◆ **WHAT TO DO**
Copy every record below, exactly as written.

Start of RECORDS TO USE

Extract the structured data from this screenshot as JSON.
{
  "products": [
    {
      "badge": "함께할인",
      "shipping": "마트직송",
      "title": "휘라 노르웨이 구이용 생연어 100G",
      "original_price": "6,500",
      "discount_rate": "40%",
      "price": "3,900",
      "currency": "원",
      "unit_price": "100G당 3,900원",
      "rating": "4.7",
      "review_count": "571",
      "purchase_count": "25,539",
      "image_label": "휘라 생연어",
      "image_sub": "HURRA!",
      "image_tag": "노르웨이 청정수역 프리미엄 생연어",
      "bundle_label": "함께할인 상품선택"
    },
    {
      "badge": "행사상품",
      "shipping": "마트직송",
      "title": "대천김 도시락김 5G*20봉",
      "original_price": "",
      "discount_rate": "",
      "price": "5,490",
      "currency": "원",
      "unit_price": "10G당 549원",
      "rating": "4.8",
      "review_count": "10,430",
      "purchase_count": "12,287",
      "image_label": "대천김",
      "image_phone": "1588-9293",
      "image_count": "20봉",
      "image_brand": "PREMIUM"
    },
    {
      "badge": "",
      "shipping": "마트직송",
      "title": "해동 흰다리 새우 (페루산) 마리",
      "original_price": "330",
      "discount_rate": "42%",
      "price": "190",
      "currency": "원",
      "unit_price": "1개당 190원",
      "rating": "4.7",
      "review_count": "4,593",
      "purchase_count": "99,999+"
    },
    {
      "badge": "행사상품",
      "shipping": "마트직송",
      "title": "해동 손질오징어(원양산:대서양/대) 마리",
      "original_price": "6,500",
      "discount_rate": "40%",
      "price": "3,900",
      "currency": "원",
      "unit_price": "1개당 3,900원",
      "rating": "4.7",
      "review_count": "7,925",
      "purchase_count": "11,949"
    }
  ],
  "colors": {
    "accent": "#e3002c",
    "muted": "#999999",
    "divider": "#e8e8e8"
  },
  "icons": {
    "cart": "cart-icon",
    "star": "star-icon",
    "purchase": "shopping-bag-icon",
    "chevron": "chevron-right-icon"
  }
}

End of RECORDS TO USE

◆ **ANSWER TO THIS PROBLEM**
Extract the structured data from this screenshot as JSON.
{
  "products": [
    {
      "badge": "함께할인",
      "shipping": "마트직송",
      "title": "휘라 노르웨이 구이용 생연어 100G",
      "original_price": "6,500",
      "discount_rate": "40%",
      "price": "3,900",
      "currency": "원",
      "unit_price": "100G당 3,900원",
      "rating": "4.7",
      "review_count": "571",
      "purchase_count": "25,539",
      "image_label": "휘라 생연어",
      "image_sub": "HURRA!",
      "image_tag": "노르웨이 청정수역 프리미엄 생연어",
      "bundle_label": "함께할인 상품선택"
    },
    {
      "badge": "행사상품",
      "shipping": "마트직송",
      "title": "대천김 도시락김 5G*20봉",
      "original_price": "",
      "discount_rate": "",
      "price": "5,490",
      "currency": "원",
      "unit_price": "10G당 549원",
      "rating": "4.8",
      "review_count": "10,430",
      "purchase_count": "12,287",
      "image_label": "대천김",
      "image_phone": "1588-9293",
      "image_count": "20봉",
      "image_brand": "PREMIUM"
    },
    {
      "badge": "",
      "shipping": "마트직송",
      "title": "해동 흰다리 새우 (페루산) 마리",
      "original_price": "330",
      "discount_rate": "42%",
      "price": "190",
      "currency": "원",
      "unit_price": "1개당 190원",
      "rating": "4.7",
      "review_count": "4,593",
      "purchase_count": "99,999+"
    },
    {
      "badge": "행사상품",
      "shipping": "마트직송",
      "title": "해동 손질오징어(원양산:대서양/대) 마리",
      "original_price": "6,500",
      "discount_rate": "40%",
      "price": "3,900",
      "currency": "원",
      "unit_price": "1개당 3,900원",
      "rating": "4.7",
      "review_count": "7,925",
      "purchase_count": "11,949"
    }
  ],
  "colors": {
    "accent": "#e3002c",
    "muted": "#999999",
    "divider": "#e8e8e8"
  },
  "icons": {
    "cart": "cart-icon",
    "star": "star-icon",
    "purchase": "shopping-bag-icon",
    "chevron": "chevron-right-icon"
  }
}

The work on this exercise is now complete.